specfile_path: my-project.spec
upstream_package_name: my-project-src
downstream_package_name: my-project
    post-upstream-clone: "make generate-spec"

Where the “generate-spec” make target could look like this:

    sed -e 's/@@VERSION@@/$(VERSION)/g' my-project.spec.template >my-project.spec

As a practical example, cockpit-podman project is using this functionality.

Can I use CentOS Stream with packit service? #

Yes, you can! It’s very simple, just add centos-stream-x86_64 as a target for the copr_build job:

- job: copr_build
  trigger: pull_request
      - centos-stream-x86_64

After adding tests I see error ‘No FMF metadata found.’ #

If you encounter this error when running tests via Testing Farm, it means you forgot to initialize the metadata tree with fmf init and include the .fmf directory in the pull request. See Testing Farm documentation for more information.

Does packit work with

rpmautospec? #

Good that you ask. It does, packit works with rpmautospec quite nicely.

Before you start, please make sure that you follow latest documentation for rpmautospec.

rpmautospec utilizes two RPM macros:

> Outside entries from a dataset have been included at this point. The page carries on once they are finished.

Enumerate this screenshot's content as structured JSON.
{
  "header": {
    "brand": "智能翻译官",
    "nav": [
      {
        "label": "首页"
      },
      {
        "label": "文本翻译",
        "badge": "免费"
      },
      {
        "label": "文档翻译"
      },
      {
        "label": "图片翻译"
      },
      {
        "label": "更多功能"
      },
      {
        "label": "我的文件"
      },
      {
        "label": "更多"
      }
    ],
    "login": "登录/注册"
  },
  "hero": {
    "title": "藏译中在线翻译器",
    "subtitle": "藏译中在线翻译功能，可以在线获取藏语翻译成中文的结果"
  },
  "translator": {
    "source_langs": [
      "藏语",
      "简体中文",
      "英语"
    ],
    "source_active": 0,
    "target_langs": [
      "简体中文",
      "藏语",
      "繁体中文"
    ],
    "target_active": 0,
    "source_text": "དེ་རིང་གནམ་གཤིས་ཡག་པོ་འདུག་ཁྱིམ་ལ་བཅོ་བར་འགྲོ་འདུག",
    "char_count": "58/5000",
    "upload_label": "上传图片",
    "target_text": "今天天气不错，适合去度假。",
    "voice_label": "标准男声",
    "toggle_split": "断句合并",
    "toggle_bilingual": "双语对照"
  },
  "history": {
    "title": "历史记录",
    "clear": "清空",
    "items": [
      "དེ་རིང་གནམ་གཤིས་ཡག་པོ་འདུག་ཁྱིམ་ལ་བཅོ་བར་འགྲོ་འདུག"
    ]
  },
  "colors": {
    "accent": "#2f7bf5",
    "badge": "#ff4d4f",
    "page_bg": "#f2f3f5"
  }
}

  1. autorel — to populate Release
  2. autochangelog — to figure out changelog

If you want your upstream spec file to also work well when rpmautospec-rpm-macros is not installed, set Release to this:

Release:  %{?autorel}%{!?autorel:1}

This construct uses autorel macro if it’s defined, and if it’s not, it sets release to 1.

For %changelog, you don’t need to include the changelog file upstream and you can have it downstream only, which makes sense - changelog is specific to a release.

How do I install dependencies for my commands in packit-service? #

We are running all commands, defined by you, in a sandbox which is locked-down. At the moment we don’t have any mechanism for you to define the dependencies you need and us making them available for you.

In the mean time we are solving these requests one by one, so please reach out to us.

A command failed in packit-service: how do I reproduce it locally? #

Packit service runs all commands you defined in a sandbox which is a kubernetes pod in a new project. If you need additional packages or binaries present in the sandbox, please let us know.

In the meantime, you can pull our production sandbox image and run the command inside. As an example, this is how we were debugging build problems with anaconda:

  1. Clone your upstream git repo.

  2. Launch the container and bind-mount the upstream project inside:

$ docker run -ti --rm --memory 768MB -v $PWD:/src -w /src quay.io/packit/sandcastle:prod bash
  1. Run commands of your choice:
[root@4af5dbd9c828 src]# ./configure
checking for a BSD-compatible install... /usr/bin/install -c
checking whether build environment is sane... yes
checking for a thread-safe mkdir -p... /usr/bin/mkdir -p
checking for gawk... gawk
checking whether make sets $(MAKE)... yes
checking whether make supports nested variables... yes
checking whether UID '0' is supported by ustar format... yes
checking whether GID '0' is supported by ustar format... yes
checking how to create a ustar tar archive... gnutar
checking whether make supports nested variables... (cached) yes
checking whether make supports the include directive... yes (GNU style)
checking for gcc... gcc
checking whether the C compiler works... yes

Our deployment is running in OpenShift Online which is using docker as a container engine, that’s why we are using docker here and not podman.

Since OpenShift invokes pods using arbitrary UIDs and as you can see, the command above is invoked as root, it does not match production packit-service. So, if running a local container didn’t help you with reproducing the issue, you can try running it in openshift!

Here is a simple python code how packit-service does it:

from sandcastle import Sandcastle

# this should be the path to your local clone of the upstream project
git_repo_path: str = "fill-me"
# kubernetes namespace to use
k8s_namespace: str = "myproject"
command = ["your", "command", "of", "choice"]

# This is how your code gets copied (via rsync) into the openshift pod
m_dir = MappedDir(git_repo_path, "/sandcastle", with_interim_pvc=True)

o = Sandcastle(
    output = o.exec(command=command)

This script requires:

  • sandcastle installed
  • being logged in an openshift cluster (oc whoami to confirm)
  • rsync binary available

If none of these helped you, please reach out to us and we’ll try to help you.